(FreedomBeacon.com)- The Department of Justice and the families of the nine people who attended church in Charleston, South Carolina, who were slain six years back have reached a settlement on lawsuits they filed against the federal government.
The total settlement amount is $88 million. The churchgoers were shot by Dylann Roof, who was a white supremacist by his own admission.
The nine people were attending a church service at night at the Emanuel African Methodist Episcopal Church in Charleston. Roof entered the church and shoot inside.
There were 14 plaintiffs in the series of lawsuits that were filed against the FBI by the families of the people who were killed. The lawsuits claimed the FBI was negligent because Roof shouldn’t have been allowed to purchase a gun.
Roof had a felony charge against him when he filed for a gun license in South Carolina. The FBI’s background check should’ve picked up on the charge, but they never did.
That allowed Roof to purchase a Glock 41, which he then used only two months after he purchased it to shoot inside the historically Black church.
The DOJ said that the survivors in the case will receive a settlement of $5 million each. The families of the people who were killed in the church will receive an amount that ranges between $6 million and $7.5 million.
In announcing the settlement, Merrick Garland, the U.S. attorney general, said:
“The mass shooting at Mother Emanuel AME Church was a horrific hate crime that caused immeasurable suffering for the families of the victims and the survivors. Since the day of the shooting, the Justice Department has sought to bring justice to the community, first by a successful hate crime prosecution and today by settling civil claims.”
The daughter of one of the people who was killed, the Reverend Clementa Pinckney, said that the settlement the DOJ agreed to and the fact that they were so aggressive in pursuing hate crime charges against Roof, is allowing the country to move the needle forward a bit in acknowledging the racism that’s still prevalent in the country.

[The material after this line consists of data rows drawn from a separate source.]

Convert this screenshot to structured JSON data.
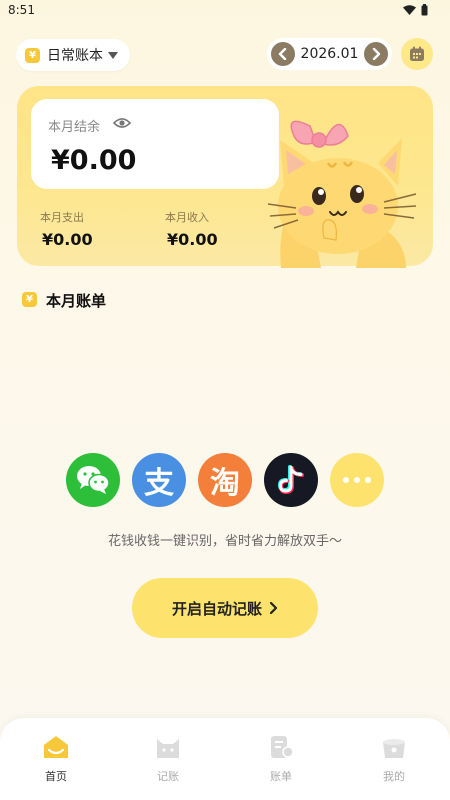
{
  "status_bar": {
    "time": "8:51"
  },
  "header": {
    "book_badge": "¥",
    "book_name": "日常账本",
    "month": "2026.01",
    "prev_icon": "chevron-left-icon",
    "next_icon": "chevron-right-icon",
    "calendar_icon": "calendar-icon"
  },
  "summary": {
    "balance_label": "本月结余",
    "balance_value": "¥0.00",
    "expense_label": "本月支出",
    "expense_value": "¥0.00",
    "income_label": "本月收入",
    "income_value": "¥0.00"
  },
  "bills": {
    "badge": "¥",
    "title": "本月账单"
  },
  "auto_record": {
    "apps": [
      {
        "name": "wechat-icon",
        "color": "#2dbf3a"
      },
      {
        "name": "alipay-icon",
        "color": "#4a90e2",
        "glyph": "支"
      },
      {
        "name": "taobao-icon",
        "color": "#f47f3a",
        "glyph": "淘"
      },
      {
        "name": "douyin-icon",
        "color": "#161823"
      },
      {
        "name": "more-icon",
        "color": "#fde36e"
      }
    ],
    "hint": "花钱收钱一键识别，省时省力解放双手～",
    "button_label": "开启自动记账"
  },
  "bottom_nav": [
    {
      "label": "首页",
      "active": true
    },
    {
      "label": "记账",
      "active": false
    },
    {
      "label": "账单",
      "active": false
    },
    {
      "label": "我的",
      "active": false
    }
  ],
  "colors": {
    "accent": "#fde36e",
    "brand_yellow": "#f6c83a",
    "nav_button": "#8b7b63"
  }
}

“For the first time, I think, in so long … as a young African American woman to see the government acknowledge the fact that racism still exists and how prevalent it is in our community and then actively try to combat it in every way that they can and to acknowledge that gun violence is an issue and to do everything they can to correct a mistake … is so important.”

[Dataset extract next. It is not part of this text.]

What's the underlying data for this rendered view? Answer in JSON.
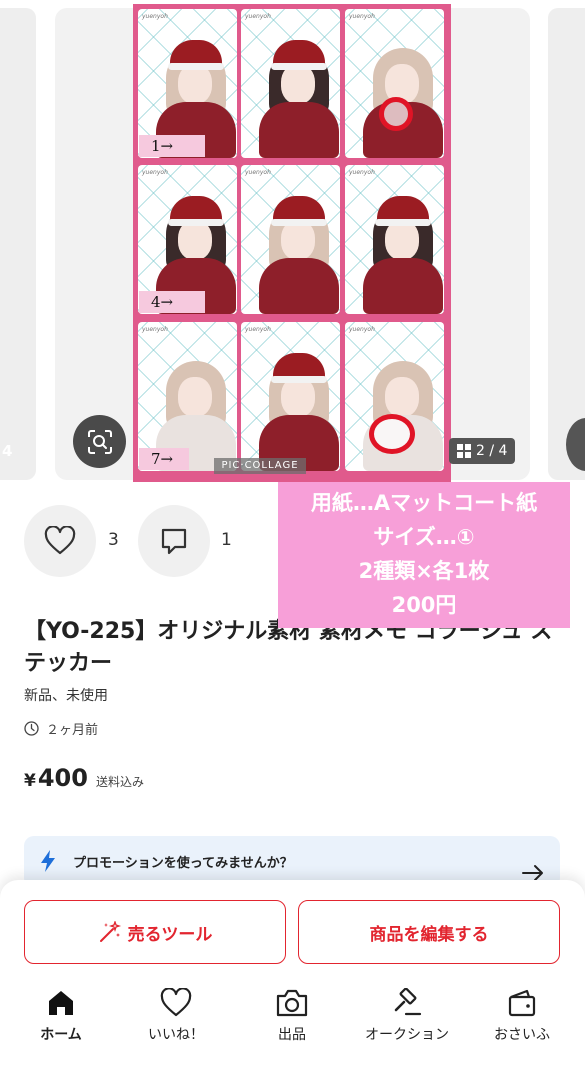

Four years ago, Roof decided to plead guilty to the nine counts of murder that were brought against him, along with a weapons charge and three additional counts of attempted murder. He allegedly spent months planning the attack on the church.
Roof was sentenced to be executed for committing a federal hate crime, the first person in history who has received that sentence.

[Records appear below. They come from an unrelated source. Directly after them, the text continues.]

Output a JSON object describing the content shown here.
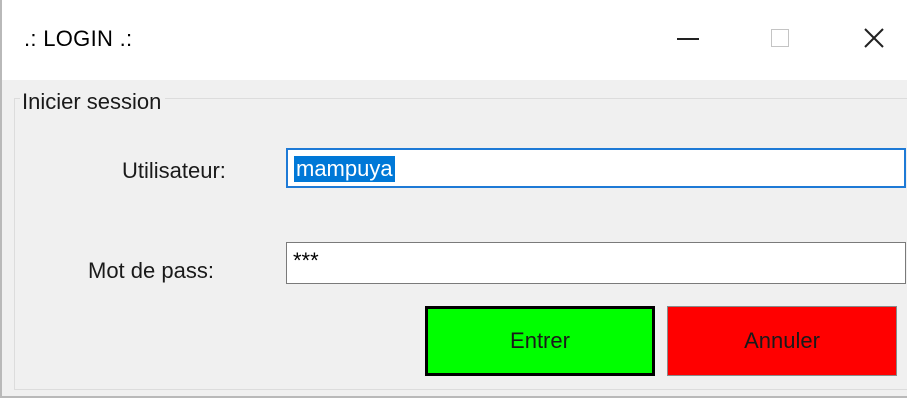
{
  "window": {
    "title": ".: LOGIN .:",
    "controls": {
      "minimize_icon": "minimize-icon",
      "maximize_icon": "maximize-icon",
      "close_icon": "close-icon",
      "close_glyph": "✕"
    }
  },
  "group": {
    "legend": "Inicier session"
  },
  "form": {
    "user_label": "Utilisateur:",
    "user_value": "mampuya",
    "pass_label": "Mot de pass:",
    "pass_value": "***"
  },
  "buttons": {
    "enter_label": "Entrer",
    "cancel_label": "Annuler"
  },
  "colors": {
    "enter_bg": "#00ff00",
    "cancel_bg": "#ff0000",
    "selection": "#0078d7",
    "focus_border": "#1e7ad6"
  }
}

This August, he lost an appeal of both his sentence and conviction.